I’ve been working with Japanese translators for more than a decade. Leading and forming close relationships with a team of passionate Japanese linguists with diverse professional and personal paths has taught me more about the wonders of cross-cultural work than might fit in a single article.
Whether you have a casual interest in Japanese, or are entertaining the idea of becoming a translator, here are some wonderful perks of becoming a Japanese translator, that you might be interested in.
5. A wide and diverse market
The best translators, experience has proven me, have one or two niches. They specialize in providing very specific services in their areas of expertise and passionate interest. Even within these niches, Japan offers diversity and innovation. Not only is this country one of the greatest tech hubs in the world, but it’s also ahead of the curve when it comes to, for example, entertainment and manufacturing.
A Japanese translator will get interesting, challenging and diverse work, even within very specific areas of expertise.
4. Rich worldview
Japanese writer Haruki Murakami once wrote, “To learn another language is like becoming another person.” Language learning itself expands your human experience. And, to do their job to the best of their ability, a translator needs to have a deep understanding both of languages and of the cultures around them.
As a consequence, the wider the worldview, the better the translator. This deep understanding of the cultures involved is what guides a translator, interpreter or localizer through the trickiest details, and inspires them to give an accurate and evocative translation.
In some cases, providing a top-notch translation service relies on expertise regarding a trade or area of knowledge. For instance, one of our sub-teams is dedicated to providing language services for the gaming industry. This team consists not only of linguists who are gamers themselves, but also of people with professional experience occupying many roles within the gaming industry.

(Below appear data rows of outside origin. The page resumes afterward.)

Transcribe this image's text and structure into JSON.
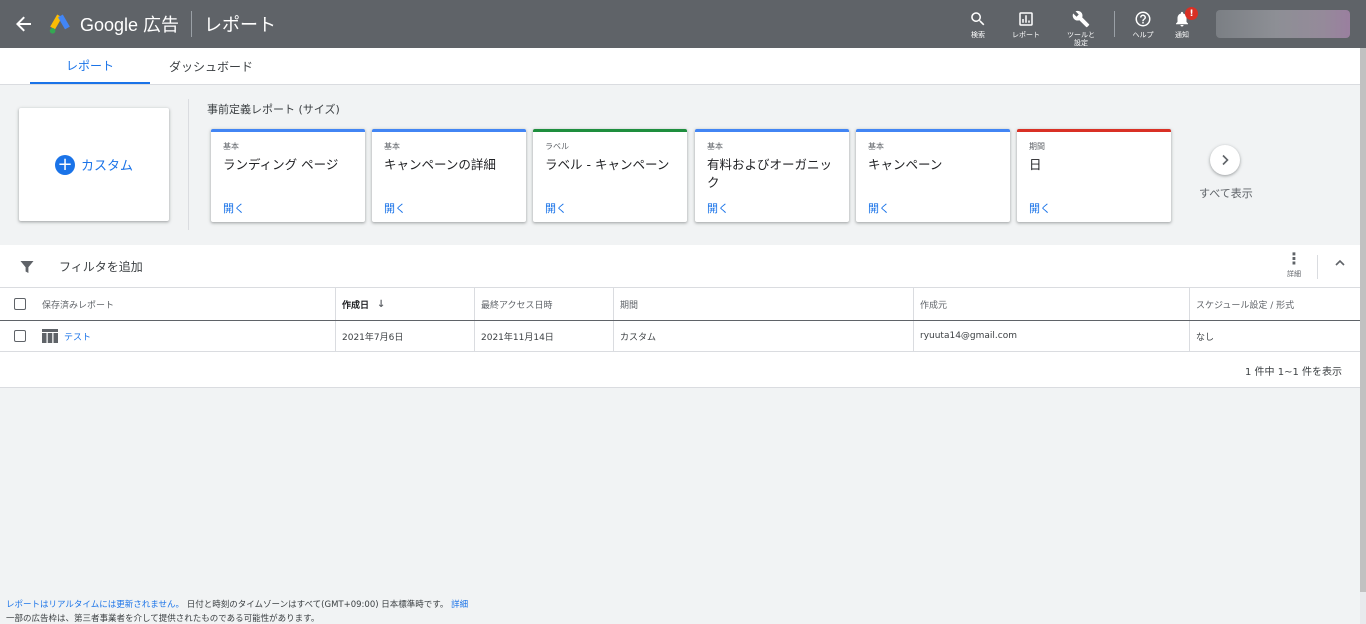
{
  "header": {
    "brand": "Google 広告",
    "page_title": "レポート",
    "tools": [
      {
        "icon": "search-icon",
        "label": "検索"
      },
      {
        "icon": "reports-icon",
        "label": "レポート"
      },
      {
        "icon": "wrench-icon",
        "label": "ツールと設定"
      },
      {
        "icon": "help-icon",
        "label": "ヘルプ"
      },
      {
        "icon": "bell-icon",
        "label": "通知",
        "badge": "!"
      }
    ]
  },
  "tabs": [
    {
      "label": "レポート",
      "active": true
    },
    {
      "label": "ダッシュボード",
      "active": false
    }
  ],
  "predefined": {
    "custom_label": "カスタム",
    "section_title": "事前定義レポート (サイズ)",
    "cards": [
      {
        "category": "基本",
        "name": "ランディング ページ",
        "open": "開く",
        "color": "#4285f4"
      },
      {
        "category": "基本",
        "name": "キャンペーンの詳細",
        "open": "開く",
        "color": "#4285f4"
      },
      {
        "category": "ラベル",
        "name": "ラベル - キャンペーン",
        "open": "開く",
        "color": "#1e8e3e"
      },
      {
        "category": "基本",
        "name": "有料およびオーガニック",
        "open": "開く",
        "color": "#4285f4"
      },
      {
        "category": "基本",
        "name": "キャンペーン",
        "open": "開く",
        "color": "#4285f4"
      },
      {
        "category": "期間",
        "name": "日",
        "open": "開く",
        "color": "#d93025"
      }
    ],
    "view_all": "すべて表示"
  },
  "filter": {
    "add_filter": "フィルタを追加",
    "more_label": "詳細"
  },
  "table": {
    "columns": [
      "保存済みレポート",
      "作成日",
      "最終アクセス日時",
      "期間",
      "作成元",
      "スケジュール設定 / 形式"
    ],
    "rows": [
      {
        "name": "テスト",
        "created": "2021年7月6日",
        "last_access": "2021年11月14日",
        "period": "カスタム",
        "owner": "ryuuta14@gmail.com",
        "schedule": "なし"
      }
    ],
    "pagination": "1 件中 1~1 件を表示"
  },
  "footer": {
    "line1_link": "レポートはリアルタイムには更新されません。",
    "line1_text": "日付と時刻のタイムゾーンはすべて(GMT+09:00) 日本標準時です。",
    "line1_more": "詳細",
    "line2": "一部の広告枠は、第三者事業者を介して提供されたものである可能性があります。"
  }
}
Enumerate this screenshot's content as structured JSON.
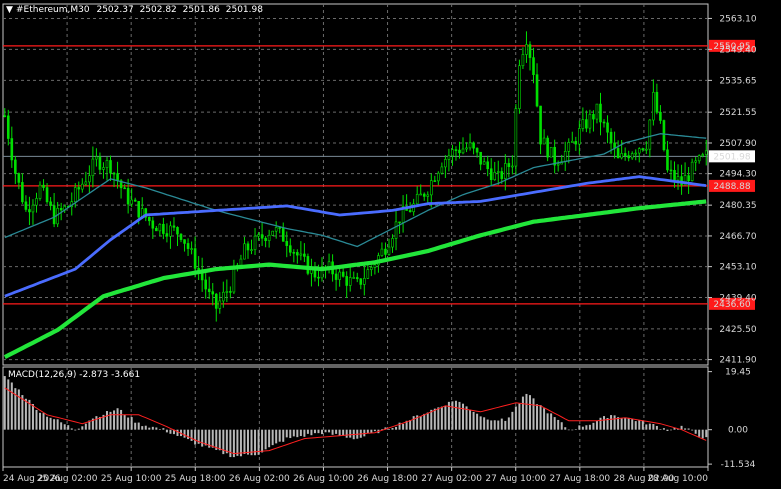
{
  "chart_data": {
    "type": "candlestick",
    "header": {
      "symbol": "#Ethereum,M30",
      "open": "2502.37",
      "high": "2502.82",
      "low": "2501.86",
      "close": "2501.98"
    },
    "y_ticks": [
      "2563.10",
      "2549.40",
      "2535.65",
      "2521.55",
      "2507.90",
      "2494.30",
      "2480.35",
      "2466.70",
      "2453.10",
      "2439.40",
      "2425.50",
      "2411.90"
    ],
    "y_range": [
      2409.5,
      2569.5
    ],
    "x_ticks": [
      "24 Aug 2026",
      "25 Aug 02:00",
      "25 Aug 10:00",
      "25 Aug 18:00",
      "26 Aug 02:00",
      "26 Aug 10:00",
      "26 Aug 18:00",
      "27 Aug 02:00",
      "27 Aug 10:00",
      "27 Aug 18:00",
      "28 Aug 02:00",
      "28 Aug 10:00"
    ],
    "levels": [
      {
        "value": 2550.95,
        "label": "2550.95",
        "color": "#ff1a1a"
      },
      {
        "value": 2488.88,
        "label": "2488.88",
        "color": "#ff1a1a"
      },
      {
        "value": 2436.6,
        "label": "2436.60",
        "color": "#ff1a1a"
      }
    ],
    "current_price": {
      "value": 2501.98,
      "label": "2501.98"
    },
    "price_path": [
      [
        0,
        2520
      ],
      [
        3,
        2495
      ],
      [
        6,
        2478
      ],
      [
        10,
        2488
      ],
      [
        14,
        2475
      ],
      [
        18,
        2480
      ],
      [
        22,
        2490
      ],
      [
        26,
        2500
      ],
      [
        30,
        2498
      ],
      [
        34,
        2485
      ],
      [
        38,
        2478
      ],
      [
        42,
        2472
      ],
      [
        46,
        2470
      ],
      [
        50,
        2468
      ],
      [
        54,
        2455
      ],
      [
        58,
        2440
      ],
      [
        60,
        2435
      ],
      [
        64,
        2445
      ],
      [
        68,
        2460
      ],
      [
        72,
        2465
      ],
      [
        76,
        2470
      ],
      [
        80,
        2465
      ],
      [
        84,
        2456
      ],
      [
        88,
        2450
      ],
      [
        92,
        2452
      ],
      [
        96,
        2448
      ],
      [
        100,
        2445
      ],
      [
        104,
        2453
      ],
      [
        108,
        2462
      ],
      [
        112,
        2475
      ],
      [
        116,
        2480
      ],
      [
        120,
        2488
      ],
      [
        124,
        2500
      ],
      [
        128,
        2505
      ],
      [
        132,
        2506
      ],
      [
        136,
        2498
      ],
      [
        140,
        2492
      ],
      [
        144,
        2500
      ],
      [
        146,
        2545
      ],
      [
        148,
        2555
      ],
      [
        150,
        2540
      ],
      [
        152,
        2510
      ],
      [
        156,
        2500
      ],
      [
        160,
        2505
      ],
      [
        164,
        2515
      ],
      [
        168,
        2522
      ],
      [
        170,
        2515
      ],
      [
        174,
        2500
      ],
      [
        178,
        2505
      ],
      [
        182,
        2508
      ],
      [
        184,
        2528
      ],
      [
        186,
        2515
      ],
      [
        188,
        2495
      ],
      [
        192,
        2490
      ],
      [
        196,
        2498
      ],
      [
        199,
        2502
      ]
    ],
    "ma_fast": [
      [
        0,
        2466
      ],
      [
        14,
        2475
      ],
      [
        30,
        2492
      ],
      [
        40,
        2488
      ],
      [
        60,
        2478
      ],
      [
        80,
        2470
      ],
      [
        90,
        2467
      ],
      [
        100,
        2462
      ],
      [
        110,
        2470
      ],
      [
        120,
        2478
      ],
      [
        130,
        2485
      ],
      [
        140,
        2490
      ],
      [
        150,
        2497
      ],
      [
        160,
        2500
      ],
      [
        170,
        2503
      ],
      [
        176,
        2508
      ],
      [
        186,
        2512
      ],
      [
        199,
        2510
      ]
    ],
    "ma_mid": [
      [
        0,
        2440
      ],
      [
        20,
        2452
      ],
      [
        30,
        2465
      ],
      [
        40,
        2476
      ],
      [
        60,
        2478
      ],
      [
        80,
        2480
      ],
      [
        95,
        2476
      ],
      [
        110,
        2478
      ],
      [
        120,
        2481
      ],
      [
        135,
        2482
      ],
      [
        150,
        2486
      ],
      [
        165,
        2490
      ],
      [
        180,
        2493
      ],
      [
        199,
        2489
      ]
    ],
    "ma_slow": [
      [
        0,
        2413
      ],
      [
        15,
        2425
      ],
      [
        28,
        2440
      ],
      [
        45,
        2448
      ],
      [
        60,
        2452
      ],
      [
        75,
        2454
      ],
      [
        90,
        2452
      ],
      [
        105,
        2455
      ],
      [
        120,
        2460
      ],
      [
        135,
        2467
      ],
      [
        150,
        2473
      ],
      [
        165,
        2476
      ],
      [
        180,
        2479
      ],
      [
        199,
        2482
      ]
    ],
    "macd": {
      "label": "MACD(12,26,9) -2.873 -3.661",
      "y_ticks": [
        "19.45",
        "0.00",
        "-11.534"
      ],
      "range": [
        -12.5,
        21
      ],
      "hist": [
        [
          0,
          18
        ],
        [
          10,
          6
        ],
        [
          20,
          0
        ],
        [
          25,
          4
        ],
        [
          32,
          7
        ],
        [
          38,
          2
        ],
        [
          45,
          0
        ],
        [
          55,
          -5
        ],
        [
          65,
          -9
        ],
        [
          72,
          -8
        ],
        [
          80,
          -3
        ],
        [
          90,
          -1
        ],
        [
          100,
          -3
        ],
        [
          110,
          1
        ],
        [
          118,
          5
        ],
        [
          128,
          10
        ],
        [
          136,
          4
        ],
        [
          142,
          3
        ],
        [
          148,
          12
        ],
        [
          154,
          6
        ],
        [
          160,
          0
        ],
        [
          166,
          2
        ],
        [
          172,
          5
        ],
        [
          180,
          3
        ],
        [
          188,
          0
        ],
        [
          192,
          1
        ],
        [
          199,
          -3
        ]
      ],
      "signal": [
        [
          0,
          14
        ],
        [
          12,
          5
        ],
        [
          22,
          2
        ],
        [
          30,
          5
        ],
        [
          38,
          5
        ],
        [
          46,
          1
        ],
        [
          55,
          -4
        ],
        [
          65,
          -8
        ],
        [
          75,
          -7
        ],
        [
          85,
          -3
        ],
        [
          95,
          -2
        ],
        [
          105,
          -1
        ],
        [
          115,
          3
        ],
        [
          125,
          8
        ],
        [
          135,
          6
        ],
        [
          145,
          9
        ],
        [
          152,
          8
        ],
        [
          160,
          3
        ],
        [
          168,
          3
        ],
        [
          176,
          4
        ],
        [
          186,
          2
        ],
        [
          192,
          0
        ],
        [
          199,
          -3.6
        ]
      ]
    }
  }
}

Considerable knowledge in the industry or field is a must because, in some instances, it takes specific knowledge to be able to properly set goals and priorities within a project.
3. Rare and highly-requested

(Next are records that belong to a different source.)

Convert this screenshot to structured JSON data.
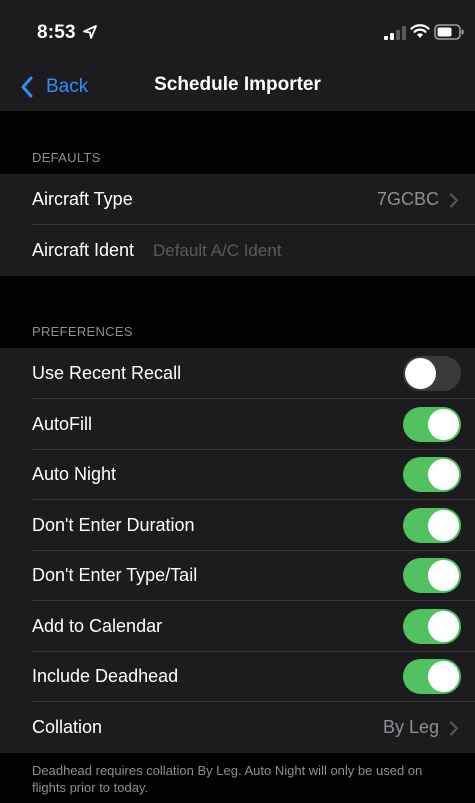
{
  "status": {
    "time": "8:53"
  },
  "nav": {
    "back_label": "Back",
    "title": "Schedule Importer"
  },
  "defaults": {
    "header": "DEFAULTS",
    "aircraft_type_label": "Aircraft Type",
    "aircraft_type_value": "7GCBC",
    "aircraft_ident_label": "Aircraft Ident",
    "aircraft_ident_placeholder": "Default A/C Ident",
    "aircraft_ident_value": ""
  },
  "preferences": {
    "header": "PREFERENCES",
    "toggles": [
      {
        "label": "Use Recent Recall",
        "on": false
      },
      {
        "label": "AutoFill",
        "on": true
      },
      {
        "label": "Auto Night",
        "on": true
      },
      {
        "label": "Don't Enter Duration",
        "on": true
      },
      {
        "label": "Don't Enter Type/Tail",
        "on": true
      },
      {
        "label": "Add to Calendar",
        "on": true
      },
      {
        "label": "Include Deadhead",
        "on": true
      }
    ],
    "collation_label": "Collation",
    "collation_value": "By Leg"
  },
  "footer_note": "Deadhead requires collation By Leg. Auto Night will only be used on flights prior to today.",
  "colors": {
    "accent": "#2f8cff",
    "toggle_on": "#52c15f",
    "toggle_off": "#3a3a3c",
    "background": "#000000",
    "cell": "#1c1c1e",
    "secondary_text": "#8e8e93"
  }
}
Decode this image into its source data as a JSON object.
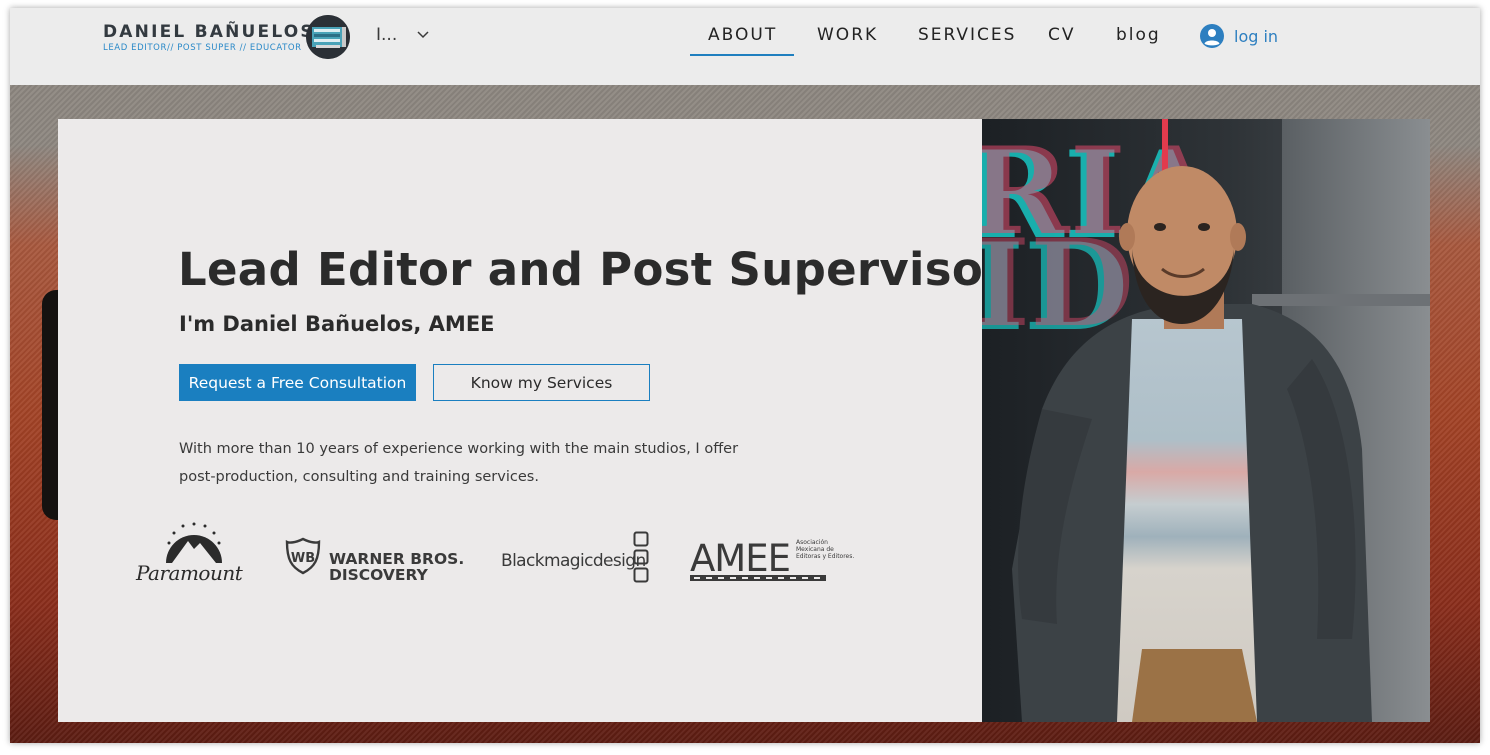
{
  "header": {
    "brand_name": "DANIEL  BAÑUELOS",
    "brand_tagline": "LEAD EDITOR// POST SUPER // EDUCATOR",
    "language": "I...",
    "nav": [
      {
        "label": "ABOUT",
        "active": true
      },
      {
        "label": "WORK",
        "active": false
      },
      {
        "label": "SERVICES",
        "active": false
      },
      {
        "label": "CV",
        "active": false
      },
      {
        "label": "blog",
        "active": false
      }
    ],
    "login_label": "log in"
  },
  "hero": {
    "title": "Lead Editor and Post Supervisor",
    "subtitle": "I'm Daniel Bañuelos, AMEE",
    "primary_button": "Request a Free Consultation",
    "secondary_button": "Know my Services",
    "description": "With more than 10 years of experience working with the main studios, I offer post-production, consulting and training services."
  },
  "partners": {
    "paramount": "Paramount",
    "warner_line1": "WARNER BROS.",
    "warner_line2": "DISCOVERY",
    "blackmagic": "Blackmagicdesign",
    "amee": "AMEE",
    "amee_full": "Asociación Mexicana de Editoras y Editores."
  },
  "colors": {
    "accent": "#1a7fc0",
    "header_bg": "#ececec",
    "card_bg": "#eceaea"
  }
}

As a Japanese learner, you know how demanding developing an almost instinctive understanding of a foreign language is. It requires you to develop that advanced understanding of a second language. It can be significantly hard for foreigners to reach a native-like level of Japanese.
Due to the high threshold of expertise Japanese translators working in every language pair must reach, they remain comparatively rare. And, with Japan’s ever-growing economy and expanding powerhouses in almost every single industry, they remain highly-requested.
2. Learning is your job
As I mentioned above, the deeper the cross-cultural understanding, the better the translator. This is not only about languages. If you’re passionate about Japanese culture, becoming a translator is a way, not only to get closer to Japanese people and their culture, but of turning that beautiful quest into a job.
But translators don’t only learn by working, and they don’t always learn alone. A variety of international events, conferences and courses are always available, so linguists can sharpen their skills while networking with other professionals.
1. A job type for everyone
This isn’t a specific perk of Japanese translation, but of working as a language services provider in general.
I started my career as a Spanish medical interpreter, working relatively regular hours within a staff. Other interpreters work as freelancers, completely independent of any company, or within a network of translators and interpreters that a company knows they can call whenever they need a specific kind of service.
The job opportunities available to interpreters and translators are diverse and flexible. And, thanks to the internet, one doesn’t have to limit their professional world to the city, state or country they live in. It’s, literally, a world of opportunities. Adam wrote a great article about finding freelance work, for this series “Becoming A Japanese Translator.” If you’re looking to kick-start your freelance career, that’d be a great place to start.
What about you?
Are you working to become a Japanese translator? Do you know someone who is? Let us know in the comments!
Sean Hopwood, MBA is founder and President of Day Translations, Inc., an online translation and localization services provider, dedicated to the improvement of global communications. You can visit their website if you need Japanese translation services.